Kinda cool, sorta pointless retail interactive
October 14, 2011 by Dave Haynes
I am not in the camp that believes in doing stuff just because it’s sorta kinda cool. I think they should actually make something better – even if it is just an overall experience.
That’s why I can’t muster a lot of enthusiasm for an interactive merchandising thing (as spotted in Engadget, and where this snappy originates) that’s been set up and activated at a men’s clothing store in Tokyo’s high-fashion Shibuya district. The schtick is that when someone pulls a piece of clothing on a featured display rack, a reader picks up that triggered action via an RFID tag embedded with the item’s hanger and throws a corresponding visual up on the screen.
This is pulled together by an “art collective” called Teamlab, so that might say something about the form over the function. As the video shows, picking up a shirt on a hanger shows an image of the front and the back of said shirt. Wow, it’s almost like you are RIGHT THERE with that shirt … Oh wait …
The value to consumers to see the front and back of something that is already right in their hands, and available for twirling between front and back, is a little shaky. For the fashion-impaired (or more accurately, indifferent) like me, suggesting slacks and sweaters and belts and so on that go with the shirt actually starts to make some sense.

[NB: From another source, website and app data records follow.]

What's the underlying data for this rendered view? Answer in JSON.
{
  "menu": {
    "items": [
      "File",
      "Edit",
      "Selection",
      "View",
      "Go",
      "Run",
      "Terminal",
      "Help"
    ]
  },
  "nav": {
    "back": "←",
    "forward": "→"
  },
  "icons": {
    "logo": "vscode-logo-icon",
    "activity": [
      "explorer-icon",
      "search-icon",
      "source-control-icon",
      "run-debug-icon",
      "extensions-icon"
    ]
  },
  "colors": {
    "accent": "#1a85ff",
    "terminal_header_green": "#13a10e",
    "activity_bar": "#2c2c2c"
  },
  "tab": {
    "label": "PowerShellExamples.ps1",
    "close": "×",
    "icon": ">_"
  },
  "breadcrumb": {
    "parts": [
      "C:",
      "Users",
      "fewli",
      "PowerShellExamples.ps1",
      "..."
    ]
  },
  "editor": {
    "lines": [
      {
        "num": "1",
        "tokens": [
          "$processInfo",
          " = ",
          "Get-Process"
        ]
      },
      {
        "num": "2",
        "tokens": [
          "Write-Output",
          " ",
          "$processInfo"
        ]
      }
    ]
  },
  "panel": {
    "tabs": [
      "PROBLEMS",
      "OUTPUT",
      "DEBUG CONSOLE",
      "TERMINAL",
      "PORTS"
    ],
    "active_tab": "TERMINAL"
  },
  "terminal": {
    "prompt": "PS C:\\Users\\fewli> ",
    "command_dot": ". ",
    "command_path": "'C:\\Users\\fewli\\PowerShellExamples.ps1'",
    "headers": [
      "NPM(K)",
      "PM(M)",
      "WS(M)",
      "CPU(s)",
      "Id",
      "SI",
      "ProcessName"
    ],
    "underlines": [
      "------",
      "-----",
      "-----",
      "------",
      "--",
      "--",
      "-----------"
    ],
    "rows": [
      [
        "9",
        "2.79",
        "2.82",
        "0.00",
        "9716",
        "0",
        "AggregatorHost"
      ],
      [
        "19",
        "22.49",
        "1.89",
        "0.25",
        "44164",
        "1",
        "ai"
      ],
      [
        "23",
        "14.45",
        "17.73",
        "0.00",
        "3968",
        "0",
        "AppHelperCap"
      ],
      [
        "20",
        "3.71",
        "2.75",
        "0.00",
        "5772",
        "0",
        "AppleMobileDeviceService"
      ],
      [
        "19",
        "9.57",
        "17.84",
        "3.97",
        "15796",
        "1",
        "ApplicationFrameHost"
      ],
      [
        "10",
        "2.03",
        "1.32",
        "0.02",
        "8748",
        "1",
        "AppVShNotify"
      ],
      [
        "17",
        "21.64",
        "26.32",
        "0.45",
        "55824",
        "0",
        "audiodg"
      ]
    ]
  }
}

The RFID trigger for screen content thing has actually been around for years, and where we’ve seen the best examples of triggered content to screens is in consumer electronics (on tethers), because the items are small but have countless features that beg questions.
This elemental interactive stuff has a role in retail, and places like museums, but whatever’s done needs to have a point. And I’m not sure these hangers do.
Love the music, though. OK, maybe not …